Most important is to join a local club and seek the advice and help of an experienced member.

Build your own quarantine tank and quarantine all new purchases. No exceptions regardless of where the fish is coming from!

See as many fish as you can and when you are ready to purchase a fish think long term and what you want to achieve with that fish.

Buy one good/great fish instead of 3-4 OK/mediocre fish. You will never regret that.

Seek advice from a more experienced hobbyist when it comes to fish purchases whenever possible.

Build a healthy relationship with a Koi dealer that will look at you as a long-term customer and not as a one-time buyer.

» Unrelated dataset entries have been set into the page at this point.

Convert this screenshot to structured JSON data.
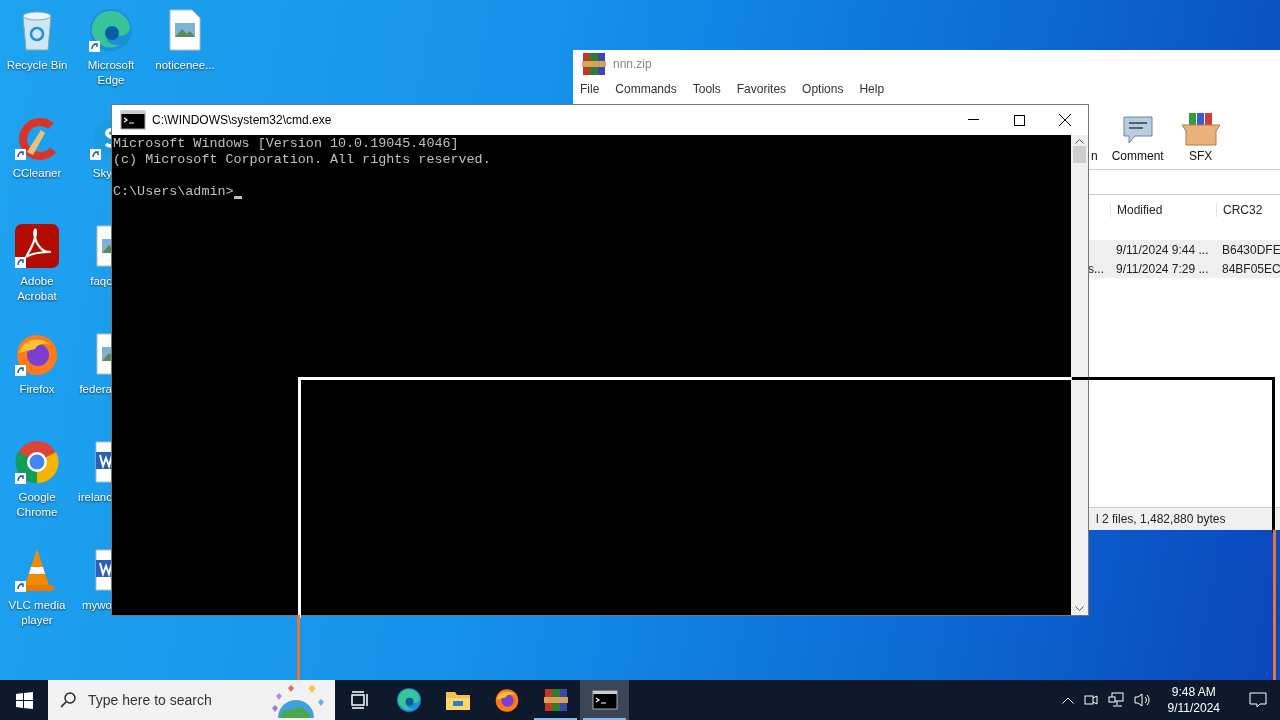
{
  "desktop": {
    "columns": [
      [
        {
          "kind": "recycle",
          "label": "Recycle Bin"
        },
        {
          "kind": "ccleaner",
          "label": "CCleaner",
          "shortcut": true
        },
        {
          "kind": "acrobat",
          "label": "Adobe Acrobat",
          "shortcut": true
        },
        {
          "kind": "firefox",
          "label": "Firefox",
          "shortcut": true
        },
        {
          "kind": "chrome",
          "label": "Google Chrome",
          "shortcut": true
        },
        {
          "kind": "vlc",
          "label": "VLC media player",
          "shortcut": true
        }
      ],
      [
        {
          "kind": "edge",
          "label": "Microsoft Edge",
          "shortcut": true
        },
        {
          "kind": "skype",
          "label": "Sky",
          "shortcut": true
        },
        {
          "kind": "image",
          "label": "faqc"
        },
        {
          "kind": "image",
          "label": "federa"
        },
        {
          "kind": "word",
          "label": "irelanc"
        },
        {
          "kind": "word",
          "label": "mywo"
        }
      ],
      [
        {
          "kind": "image",
          "label": "noticenee..."
        }
      ]
    ]
  },
  "archive_window": {
    "title": "nnn.zip",
    "menu": [
      "File",
      "Commands",
      "Tools",
      "Favorites",
      "Options",
      "Help"
    ],
    "toolbar": [
      {
        "kind": "fragment",
        "label": "n"
      },
      {
        "kind": "comment",
        "label": "Comment"
      },
      {
        "kind": "sfx",
        "label": "SFX"
      }
    ],
    "columns": [
      "Modified",
      "CRC32"
    ],
    "rows": [
      {
        "column_1": "",
        "modified": "9/11/2024 9:44 ...",
        "crc32": "B6430DFE"
      },
      {
        "column_1": "s...",
        "modified": "9/11/2024 7:29 ...",
        "crc32": "84BF05EC"
      }
    ],
    "status": "l 2 files, 1,482,880 bytes"
  },
  "console_window": {
    "title": "C:\\WINDOWS\\system32\\cmd.exe",
    "lines": [
      "Microsoft Windows [Version 10.0.19045.4046]",
      "(c) Microsoft Corporation. All rights reserved."
    ],
    "prompt": "C:\\Users\\admin>"
  },
  "taskbar": {
    "search_placeholder": "Type here to search",
    "apps": [
      {
        "kind": "taskview",
        "selected": false
      },
      {
        "kind": "edge",
        "selected": false
      },
      {
        "kind": "explorer",
        "selected": false
      },
      {
        "kind": "firefox",
        "selected": false
      },
      {
        "kind": "winrar",
        "running": true,
        "selected": false
      },
      {
        "kind": "cmd",
        "running": true,
        "selected": true
      }
    ],
    "time": "9:48 AM",
    "date": "9/11/2024"
  }
}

Spend time getting to know them. Tell them about you and your goals in order for them to be able to help you achieve accurately those goals, whatever they might be in the hobby

Visit as many shows as you can, see as many Koi as you can, ask plenty of questions, meet other hobbyists that are willing to share their knowledge and make new friends. If possible volunteer to help at a show because you learn different things when you are directly involved.

Visit Japan with a good guide/dealer. Do your research and ask around who has been, with who, then ask them for their impressions. If it is less than spectacular the guide/dealer is not for you.

Have fun, and then have some more fun!

 

Many thanks to John for taking time to answer our questions.  Also thanks to Dale Gingerich and Steve Gibbins for additional images used in the article.

Got some questions for John?  Drop us a line and we’ll post a follow up to the interview at a later date.


Paid banner advert - put your ad here for just £50 per month